Because of COVID, all my travel plans were cancelled this year. I’ve been using my suddenly free summer to explore more of Manitoba and neighbouring Lake of the Woods, and have found some really beautiful spots.
Now, if you’re like me, you enjoy almost everything about nature. There’s something incredibly soothing about kayaking across a lake or lying on a dock and watching the stars… until a dock spider comes out of freaking nowhere and scampers up your friend’s leg (true story). Then the serene world of nature suddenly becomes terrifying.
Bugs are the bane of my existence. Mosquitoes can turn a quiet night outside into an exercise in self-abuse, and some flies can literally take chunks out of you when you’re trying to relax at the beach. But I can handle those; spritz on a whole can of bug spray, get an electric fly swatter, and bob’s your uncle. I’m not even that bothered by wasps or hornets. It’s the creepy crawlies that get me.
Spiders are the mother effin enemy. I get shudders just writing about them. They could literally be anywhere and drop down on you at any time. I’m particularly scared of them when I’m trying to fall asleep; the thought of something crawling on me while I sleep gives me the heebie-jeebies. This means sleeping in any sort of tent/trailer/cottage is always a nightmare, but I’m not willing to give up visiting lakes or going on adventures with my friends, so over the years, I’ve developed tricks to help me cope with my bug-anxiety.
Tip 1: Do a Perimeter Sweep
Whenever I enter a space, I do a bug check. I look at all the corners and crevices and check for any unwelcome bedfellows. If you don’t find any, great! And if you do, you kill the demons and your room is now bug-free.
Now you might be asking, “But isn’t it better to be ignorant? If I see one spider, won’t I worry about there being more?” While it is true that there could be multiple spiders, it’s not actually that likely because spiders don’t tend to congregate (don’t fact check me; I need this to be true).
Tip 2: Sleep in a Sleeping Bag
Make yourself a bug-free bubble and cocoon yourself to sleep (pun intended). Zip that sucker up and cuddle the top part in close, blocking the entrance to any critters who might want to snuggle. You can even lift the top part over your head and go full burrito.
Be mindful though: it might get hella hot, and this only really works if you’re not sharing a sleeping bag. I had to concede my cocoon to poking a leg out when I was camping last week because I had made my own personal sauna.
Tip 3: Bring a Friend Who Isn’t Scared of Bugs
I’m all for being an independent woman and fighting your own battles, but sometimes you need to delegate. Find you a friend who will squash those spiders, pluck those ticks, and sweep away the centipedes. They may laugh at you for being scared, but jokes on them because that bug is now gone and your life is better now.
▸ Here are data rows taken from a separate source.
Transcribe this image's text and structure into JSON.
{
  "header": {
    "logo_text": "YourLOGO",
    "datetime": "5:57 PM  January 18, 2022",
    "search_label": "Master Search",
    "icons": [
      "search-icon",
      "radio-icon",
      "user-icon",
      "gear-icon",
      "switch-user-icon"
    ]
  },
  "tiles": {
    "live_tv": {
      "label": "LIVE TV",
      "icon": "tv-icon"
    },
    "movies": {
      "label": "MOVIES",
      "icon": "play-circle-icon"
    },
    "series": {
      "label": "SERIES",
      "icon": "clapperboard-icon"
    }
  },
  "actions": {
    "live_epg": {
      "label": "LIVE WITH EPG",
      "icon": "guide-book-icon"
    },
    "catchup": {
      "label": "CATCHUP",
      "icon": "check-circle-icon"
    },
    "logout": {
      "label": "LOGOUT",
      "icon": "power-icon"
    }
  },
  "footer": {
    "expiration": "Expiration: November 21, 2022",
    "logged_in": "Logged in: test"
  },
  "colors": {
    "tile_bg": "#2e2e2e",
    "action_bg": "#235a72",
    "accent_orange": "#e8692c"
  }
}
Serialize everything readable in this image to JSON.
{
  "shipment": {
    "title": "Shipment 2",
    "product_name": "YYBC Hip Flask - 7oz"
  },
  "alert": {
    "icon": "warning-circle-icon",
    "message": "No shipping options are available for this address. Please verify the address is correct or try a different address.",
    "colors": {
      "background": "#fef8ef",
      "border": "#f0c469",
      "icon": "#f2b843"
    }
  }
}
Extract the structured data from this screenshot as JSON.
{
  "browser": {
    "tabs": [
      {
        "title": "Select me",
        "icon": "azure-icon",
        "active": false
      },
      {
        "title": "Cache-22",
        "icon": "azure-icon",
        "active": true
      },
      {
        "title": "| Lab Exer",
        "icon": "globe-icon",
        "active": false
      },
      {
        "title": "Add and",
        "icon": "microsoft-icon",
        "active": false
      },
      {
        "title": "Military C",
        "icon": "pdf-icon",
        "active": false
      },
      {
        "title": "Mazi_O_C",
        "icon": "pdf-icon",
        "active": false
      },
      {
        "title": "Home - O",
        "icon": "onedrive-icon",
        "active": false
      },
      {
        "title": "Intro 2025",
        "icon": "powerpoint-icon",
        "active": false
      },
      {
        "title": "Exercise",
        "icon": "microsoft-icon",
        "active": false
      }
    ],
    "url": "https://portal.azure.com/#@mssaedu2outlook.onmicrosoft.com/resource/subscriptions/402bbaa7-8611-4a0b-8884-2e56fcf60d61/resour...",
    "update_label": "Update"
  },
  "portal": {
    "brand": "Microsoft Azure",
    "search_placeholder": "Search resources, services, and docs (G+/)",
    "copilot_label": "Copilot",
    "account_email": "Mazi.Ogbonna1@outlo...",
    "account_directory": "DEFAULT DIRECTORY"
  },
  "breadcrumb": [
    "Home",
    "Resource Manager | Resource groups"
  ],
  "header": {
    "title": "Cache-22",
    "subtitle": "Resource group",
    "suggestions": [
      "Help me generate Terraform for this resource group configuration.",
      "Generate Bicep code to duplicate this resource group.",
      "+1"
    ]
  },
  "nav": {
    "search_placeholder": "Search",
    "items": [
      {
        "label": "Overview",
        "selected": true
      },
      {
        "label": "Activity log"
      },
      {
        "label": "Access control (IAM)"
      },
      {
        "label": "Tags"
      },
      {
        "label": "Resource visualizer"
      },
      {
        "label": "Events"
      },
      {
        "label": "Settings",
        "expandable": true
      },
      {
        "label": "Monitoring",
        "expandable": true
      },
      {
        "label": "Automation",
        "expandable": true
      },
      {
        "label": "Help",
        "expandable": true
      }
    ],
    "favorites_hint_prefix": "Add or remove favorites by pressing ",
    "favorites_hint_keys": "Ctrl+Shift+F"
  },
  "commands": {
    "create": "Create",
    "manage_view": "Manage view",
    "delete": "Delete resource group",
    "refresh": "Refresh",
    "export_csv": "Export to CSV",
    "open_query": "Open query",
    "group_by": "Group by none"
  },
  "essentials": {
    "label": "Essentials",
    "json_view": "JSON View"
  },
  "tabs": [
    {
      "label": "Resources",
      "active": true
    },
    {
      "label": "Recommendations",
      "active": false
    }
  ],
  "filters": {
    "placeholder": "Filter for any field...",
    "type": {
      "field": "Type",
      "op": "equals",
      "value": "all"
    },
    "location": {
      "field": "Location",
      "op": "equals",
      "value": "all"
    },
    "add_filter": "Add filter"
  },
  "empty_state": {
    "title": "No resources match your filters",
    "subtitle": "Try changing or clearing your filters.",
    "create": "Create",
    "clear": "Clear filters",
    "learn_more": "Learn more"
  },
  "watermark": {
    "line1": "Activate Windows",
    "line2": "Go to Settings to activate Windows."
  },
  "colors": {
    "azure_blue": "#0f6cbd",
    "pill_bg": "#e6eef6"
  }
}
Hopefully, these tips help you enjoy nature a little more. And remember, even if you run from a guest house screaming because a spider was about to descend on your face and forget your dog outside as you huddle in your parent’s trailer (true story), you are still a Gryffindor deep, deep down. Or at least that’s what I tell myself.